## WHAT YOU WILL DO
Tally the lines below that hold the string "members", and give only the tally.

── MATERIAL FOR THIS TASK ──

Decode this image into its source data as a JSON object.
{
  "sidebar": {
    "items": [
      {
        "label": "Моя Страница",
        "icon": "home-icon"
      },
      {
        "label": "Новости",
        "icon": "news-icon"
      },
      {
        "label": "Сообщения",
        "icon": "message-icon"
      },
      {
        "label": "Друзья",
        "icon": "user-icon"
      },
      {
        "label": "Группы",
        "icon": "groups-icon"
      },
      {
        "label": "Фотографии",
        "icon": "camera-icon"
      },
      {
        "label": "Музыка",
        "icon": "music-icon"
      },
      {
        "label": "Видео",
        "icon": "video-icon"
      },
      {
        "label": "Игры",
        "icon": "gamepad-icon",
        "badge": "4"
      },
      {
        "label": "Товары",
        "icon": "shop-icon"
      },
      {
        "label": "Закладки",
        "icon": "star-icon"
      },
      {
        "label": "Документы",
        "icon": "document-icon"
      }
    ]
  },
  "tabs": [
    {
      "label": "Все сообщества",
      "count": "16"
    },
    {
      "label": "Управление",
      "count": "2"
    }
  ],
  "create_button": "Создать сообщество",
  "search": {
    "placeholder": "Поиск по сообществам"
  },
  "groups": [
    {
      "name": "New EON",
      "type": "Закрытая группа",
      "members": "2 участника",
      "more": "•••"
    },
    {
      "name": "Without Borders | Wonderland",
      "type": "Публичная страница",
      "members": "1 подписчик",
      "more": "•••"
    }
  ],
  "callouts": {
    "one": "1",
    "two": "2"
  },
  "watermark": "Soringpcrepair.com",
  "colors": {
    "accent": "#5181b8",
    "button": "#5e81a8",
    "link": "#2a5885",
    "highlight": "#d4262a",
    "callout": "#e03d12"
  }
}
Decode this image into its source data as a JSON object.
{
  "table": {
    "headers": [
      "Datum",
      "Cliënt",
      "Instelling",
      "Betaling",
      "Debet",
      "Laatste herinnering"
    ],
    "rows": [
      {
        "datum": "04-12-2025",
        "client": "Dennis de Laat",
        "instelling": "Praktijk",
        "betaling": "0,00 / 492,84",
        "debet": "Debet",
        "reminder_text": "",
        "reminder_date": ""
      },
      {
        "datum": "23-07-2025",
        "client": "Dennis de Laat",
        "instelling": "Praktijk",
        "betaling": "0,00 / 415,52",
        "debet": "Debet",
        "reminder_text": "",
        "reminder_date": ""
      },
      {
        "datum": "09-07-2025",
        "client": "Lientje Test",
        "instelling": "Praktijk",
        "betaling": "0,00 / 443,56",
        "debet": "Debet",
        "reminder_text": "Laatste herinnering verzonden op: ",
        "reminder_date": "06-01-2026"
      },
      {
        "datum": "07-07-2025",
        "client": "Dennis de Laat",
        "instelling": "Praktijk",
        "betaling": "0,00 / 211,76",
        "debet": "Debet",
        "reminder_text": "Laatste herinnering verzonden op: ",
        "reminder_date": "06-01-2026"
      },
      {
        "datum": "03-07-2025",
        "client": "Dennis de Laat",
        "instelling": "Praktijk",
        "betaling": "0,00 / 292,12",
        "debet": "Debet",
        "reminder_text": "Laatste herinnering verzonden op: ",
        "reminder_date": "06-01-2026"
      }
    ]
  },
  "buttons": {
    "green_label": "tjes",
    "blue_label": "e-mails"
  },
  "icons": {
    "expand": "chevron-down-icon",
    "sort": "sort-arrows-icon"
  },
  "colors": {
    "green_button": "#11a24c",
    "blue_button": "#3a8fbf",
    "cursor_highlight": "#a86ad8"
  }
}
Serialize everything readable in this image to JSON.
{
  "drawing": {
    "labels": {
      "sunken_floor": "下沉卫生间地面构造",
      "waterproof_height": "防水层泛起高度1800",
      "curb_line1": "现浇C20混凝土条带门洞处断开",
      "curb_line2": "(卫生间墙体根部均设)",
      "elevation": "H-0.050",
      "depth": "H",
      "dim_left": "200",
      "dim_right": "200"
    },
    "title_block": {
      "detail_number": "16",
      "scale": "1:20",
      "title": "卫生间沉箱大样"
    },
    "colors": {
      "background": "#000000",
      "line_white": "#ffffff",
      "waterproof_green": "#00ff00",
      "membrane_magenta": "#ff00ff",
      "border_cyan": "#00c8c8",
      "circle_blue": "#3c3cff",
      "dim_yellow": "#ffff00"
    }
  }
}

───

## TASK OUTPUT
2